> TASK MATERIAL:
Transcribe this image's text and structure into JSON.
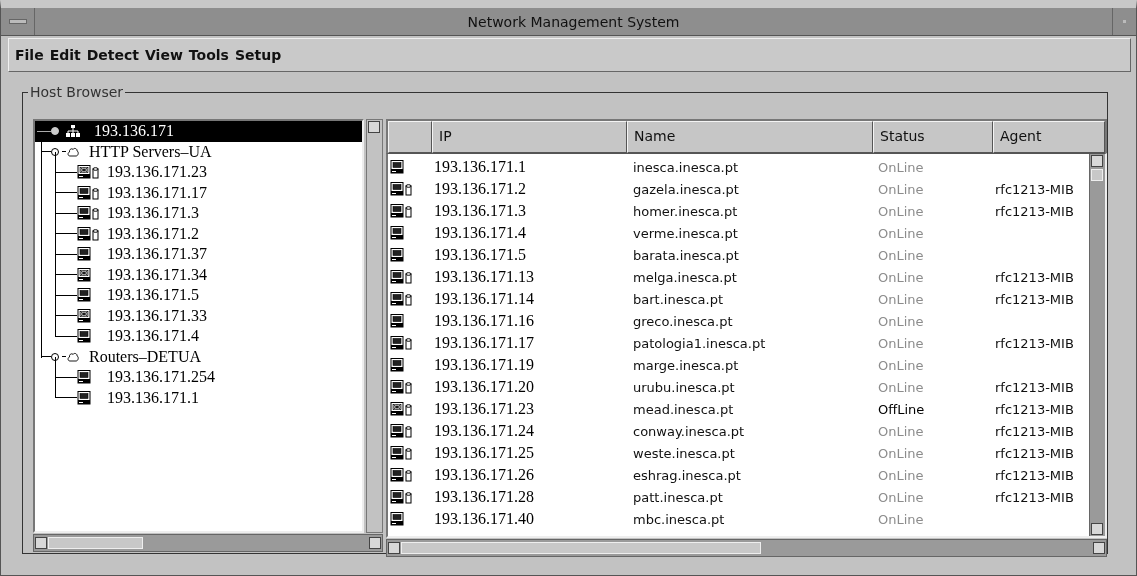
{
  "window": {
    "title": "Network Management System"
  },
  "menu": [
    "File",
    "Edit",
    "Detect",
    "View",
    "Tools",
    "Setup"
  ],
  "host_browser": {
    "title": "Host Browser",
    "tree": {
      "label": "193.136.171",
      "selected": true,
      "children": [
        {
          "label": "HTTP Servers–UA",
          "selected": false,
          "children": [
            {
              "label": "193.136.171.23",
              "agent": true,
              "down": true,
              "selected": false
            },
            {
              "label": "193.136.171.17",
              "agent": true,
              "down": false,
              "selected": false
            },
            {
              "label": "193.136.171.3",
              "agent": true,
              "down": false,
              "selected": false
            },
            {
              "label": "193.136.171.2",
              "agent": true,
              "down": false,
              "selected": false
            },
            {
              "label": "193.136.171.37",
              "agent": false,
              "down": false,
              "selected": false
            },
            {
              "label": "193.136.171.34",
              "agent": false,
              "down": true,
              "selected": false
            },
            {
              "label": "193.136.171.5",
              "agent": false,
              "down": false,
              "selected": false
            },
            {
              "label": "193.136.171.33",
              "agent": false,
              "down": true,
              "selected": false
            },
            {
              "label": "193.136.171.4",
              "agent": false,
              "down": false,
              "selected": false
            }
          ]
        },
        {
          "label": "Routers–DETUA",
          "selected": false,
          "children": [
            {
              "label": "193.136.171.254",
              "agent": false,
              "down": false,
              "selected": false
            },
            {
              "label": "193.136.171.1",
              "agent": false,
              "down": false,
              "selected": false
            }
          ]
        }
      ]
    },
    "table": {
      "columns": [
        "IP",
        "Name",
        "Status",
        "Agent"
      ],
      "rows": [
        {
          "agent_icon": false,
          "down": false,
          "ip": "193.136.171.1",
          "name": "inesca.inesca.pt",
          "status": "OnLine",
          "online": true
        },
        {
          "agent_icon": true,
          "down": false,
          "ip": "193.136.171.2",
          "name": "gazela.inesca.pt",
          "status": "OnLine",
          "online": true,
          "agent": "rfc1213-MIB"
        },
        {
          "agent_icon": true,
          "down": false,
          "ip": "193.136.171.3",
          "name": "homer.inesca.pt",
          "status": "OnLine",
          "online": true,
          "agent": "rfc1213-MIB"
        },
        {
          "agent_icon": false,
          "down": false,
          "ip": "193.136.171.4",
          "name": "verme.inesca.pt",
          "status": "OnLine",
          "online": true
        },
        {
          "agent_icon": false,
          "down": false,
          "ip": "193.136.171.5",
          "name": "barata.inesca.pt",
          "status": "OnLine",
          "online": true
        },
        {
          "agent_icon": true,
          "down": false,
          "ip": "193.136.171.13",
          "name": "melga.inesca.pt",
          "status": "OnLine",
          "online": true,
          "agent": "rfc1213-MIB"
        },
        {
          "agent_icon": true,
          "down": false,
          "ip": "193.136.171.14",
          "name": "bart.inesca.pt",
          "status": "OnLine",
          "online": true,
          "agent": "rfc1213-MIB"
        },
        {
          "agent_icon": false,
          "down": false,
          "ip": "193.136.171.16",
          "name": "greco.inesca.pt",
          "status": "OnLine",
          "online": true
        },
        {
          "agent_icon": true,
          "down": false,
          "ip": "193.136.171.17",
          "name": "patologia1.inesca.pt",
          "status": "OnLine",
          "online": true,
          "agent": "rfc1213-MIB"
        },
        {
          "agent_icon": false,
          "down": false,
          "ip": "193.136.171.19",
          "name": "marge.inesca.pt",
          "status": "OnLine",
          "online": true
        },
        {
          "agent_icon": true,
          "down": false,
          "ip": "193.136.171.20",
          "name": "urubu.inesca.pt",
          "status": "OnLine",
          "online": true,
          "agent": "rfc1213-MIB"
        },
        {
          "agent_icon": true,
          "down": true,
          "ip": "193.136.171.23",
          "name": "mead.inesca.pt",
          "status": "OffLine",
          "online": false,
          "agent": "rfc1213-MIB"
        },
        {
          "agent_icon": true,
          "down": false,
          "ip": "193.136.171.24",
          "name": "conway.inesca.pt",
          "status": "OnLine",
          "online": true,
          "agent": "rfc1213-MIB"
        },
        {
          "agent_icon": true,
          "down": false,
          "ip": "193.136.171.25",
          "name": "weste.inesca.pt",
          "status": "OnLine",
          "online": true,
          "agent": "rfc1213-MIB"
        },
        {
          "agent_icon": true,
          "down": false,
          "ip": "193.136.171.26",
          "name": "eshrag.inesca.pt",
          "status": "OnLine",
          "online": true,
          "agent": "rfc1213-MIB"
        },
        {
          "agent_icon": true,
          "down": false,
          "ip": "193.136.171.28",
          "name": "patt.inesca.pt",
          "status": "OnLine",
          "online": true,
          "agent": "rfc1213-MIB"
        },
        {
          "agent_icon": false,
          "down": false,
          "ip": "193.136.171.40",
          "name": "mbc.inesca.pt",
          "status": "OnLine",
          "online": true
        }
      ]
    }
  }
}
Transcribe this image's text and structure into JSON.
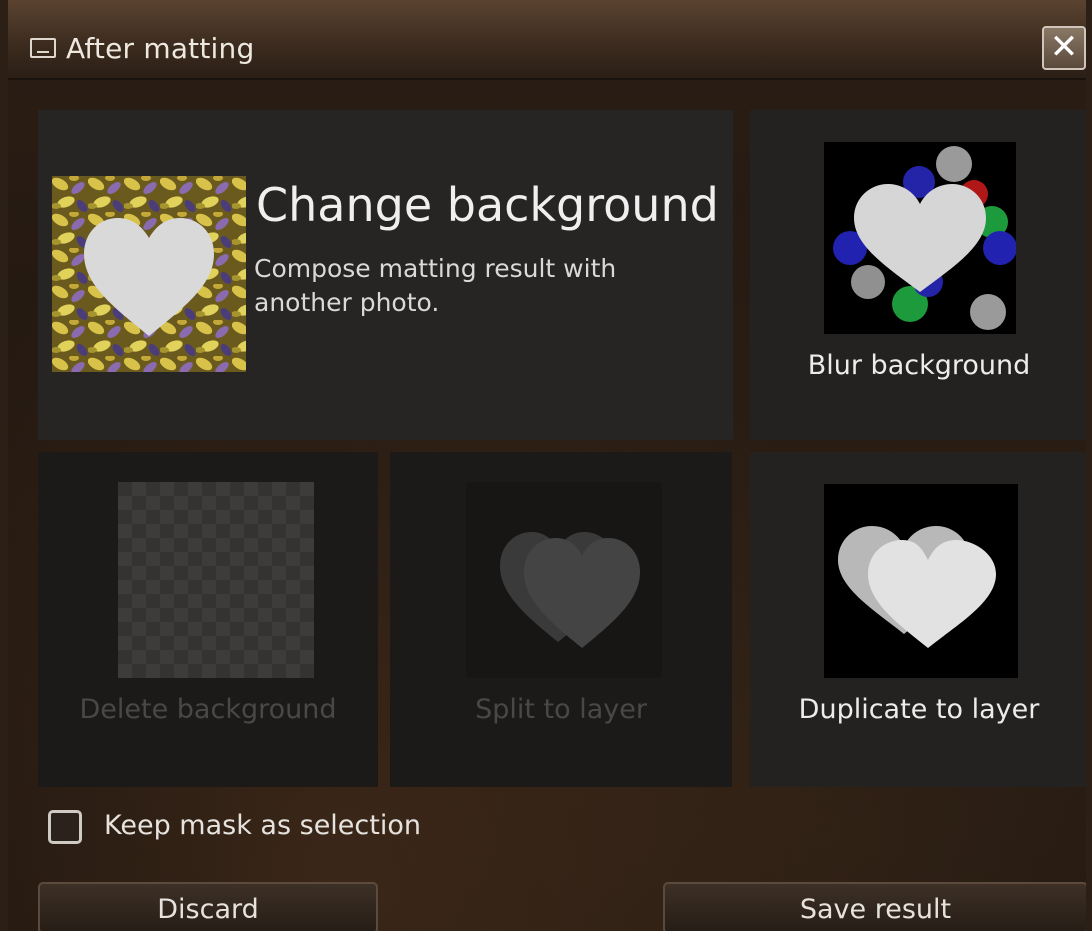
{
  "window": {
    "title": "After matting",
    "close_label": "✕"
  },
  "options": {
    "change_background": {
      "title": "Change background",
      "description": "Compose matting result with another photo."
    },
    "blur_background": {
      "label": "Blur background",
      "enabled": true
    },
    "delete_background": {
      "label": "Delete background",
      "enabled": false
    },
    "split_to_layer": {
      "label": "Split to layer",
      "enabled": false
    },
    "duplicate_to_layer": {
      "label": "Duplicate to layer",
      "enabled": true
    }
  },
  "keep_mask": {
    "label": "Keep mask as selection",
    "checked": false
  },
  "buttons": {
    "discard": "Discard",
    "save": "Save result"
  },
  "icons": {
    "window": "window-icon",
    "close": "close-icon"
  },
  "colors": {
    "titlebar": "#4a3526",
    "tile_active": "#262523",
    "tile_disabled": "#1c1a18",
    "text_enabled": "#ececec",
    "text_disabled": "#4a4846"
  }
}
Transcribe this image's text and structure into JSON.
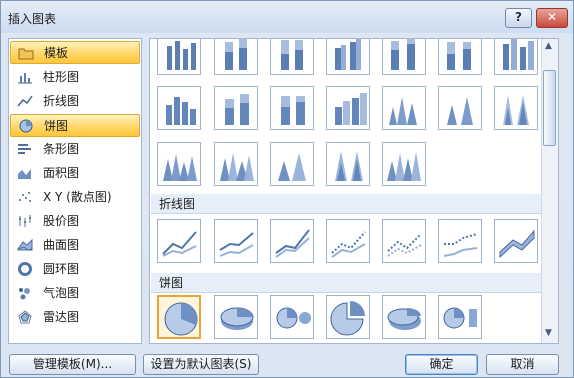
{
  "window": {
    "title": "插入图表",
    "help_label": "?",
    "close_label": "✕"
  },
  "sidebar": {
    "items": [
      {
        "label": "模板",
        "icon": "folder-icon",
        "selected": true
      },
      {
        "label": "柱形图",
        "icon": "column-chart-icon"
      },
      {
        "label": "折线图",
        "icon": "line-chart-icon"
      },
      {
        "label": "饼图",
        "icon": "pie-chart-icon",
        "selected": true
      },
      {
        "label": "条形图",
        "icon": "bar-chart-icon"
      },
      {
        "label": "面积图",
        "icon": "area-chart-icon"
      },
      {
        "label": "X Y (散点图)",
        "icon": "scatter-chart-icon"
      },
      {
        "label": "股价图",
        "icon": "stock-chart-icon"
      },
      {
        "label": "曲面图",
        "icon": "surface-chart-icon"
      },
      {
        "label": "圆环图",
        "icon": "doughnut-chart-icon"
      },
      {
        "label": "气泡图",
        "icon": "bubble-chart-icon"
      },
      {
        "label": "雷达图",
        "icon": "radar-chart-icon"
      }
    ]
  },
  "gallery": {
    "sections": [
      {
        "title": "折线图"
      },
      {
        "title": "饼图"
      }
    ]
  },
  "footer": {
    "manage_templates": "管理模板(M)...",
    "set_default": "设置为默认图表(S)",
    "ok": "确定",
    "cancel": "取消"
  }
}
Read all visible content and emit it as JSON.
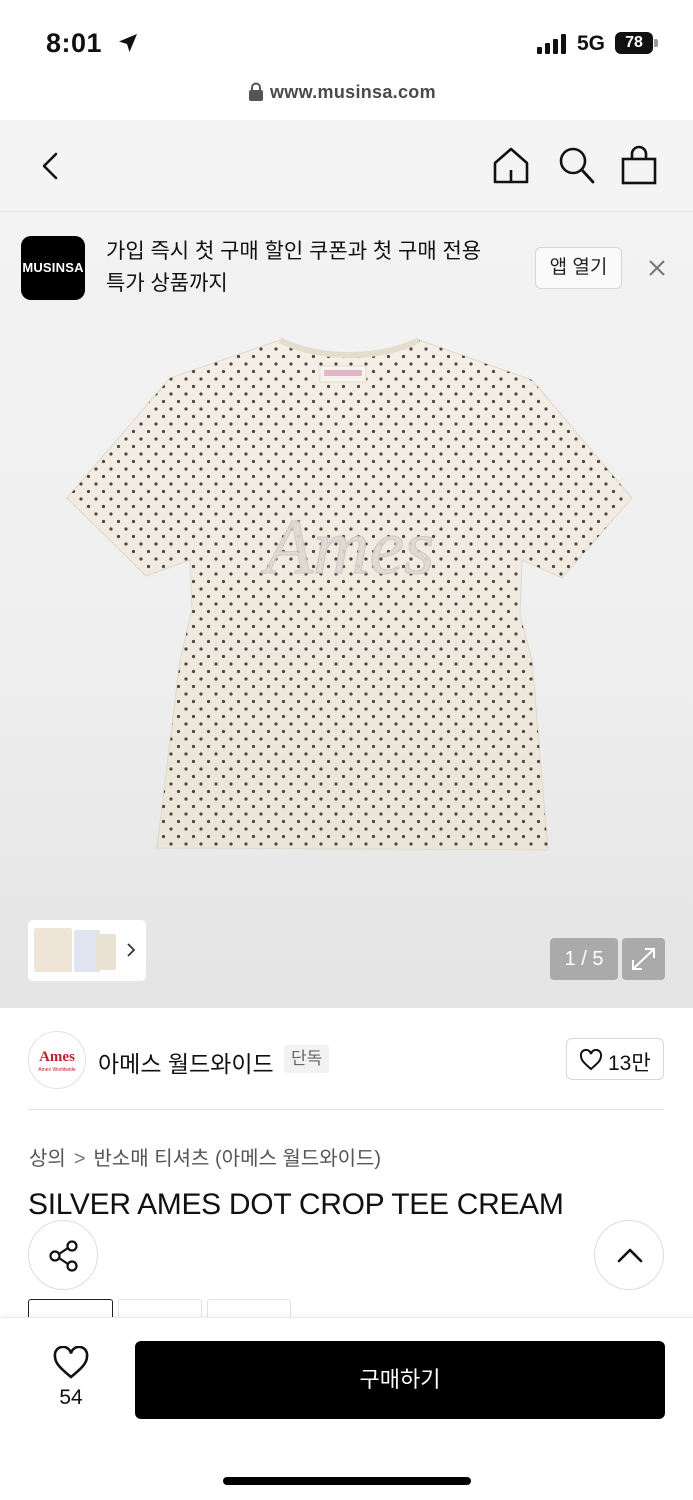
{
  "status_bar": {
    "time": "8:01",
    "network": "5G",
    "battery": "78",
    "icons": [
      "location-arrow-icon",
      "signal-icon",
      "battery-icon"
    ]
  },
  "browser": {
    "url": "www.musinsa.com",
    "icons": [
      "lock-icon"
    ]
  },
  "nav": {
    "icons": [
      "back-icon",
      "home-icon",
      "search-icon",
      "shopping-bag-icon"
    ]
  },
  "promo": {
    "logo_text": "MUSINSA",
    "message_line1": "가입 즉시 첫 구매 할인 쿠폰과 첫 구매 전용",
    "message_line2": "특가 상품까지",
    "open_app_label": "앱 열기",
    "close_icon": "close-icon"
  },
  "gallery": {
    "counter": "1 / 5",
    "product_print_text": "Ames",
    "expand_icon": "expand-icon",
    "thumb_chevron_icon": "chevron-right-icon"
  },
  "brand": {
    "logo_text": "Ames",
    "logo_subtext": "Ames Worldwide",
    "name": "아메스 월드와이드",
    "badge": "단독",
    "likes": "13만"
  },
  "breadcrumb": {
    "category": "상의",
    "subcategory": "반소매 티셔츠 (아메스 월드와이드)"
  },
  "product": {
    "title": "SILVER AMES DOT CROP TEE CREAM"
  },
  "actions": {
    "share_icon": "share-icon",
    "scroll_top_icon": "chevron-up-icon",
    "wish_count": "54",
    "buy_label": "구매하기"
  },
  "colors": {
    "primary_button": "#000000",
    "brand_red": "#c0202b",
    "tee_fabric": "#efe9de"
  }
}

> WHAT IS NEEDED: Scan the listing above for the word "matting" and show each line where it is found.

> WRITTEN SOLUTION:
    "title": "After matting",
      "description": "Compose matting result with another photo."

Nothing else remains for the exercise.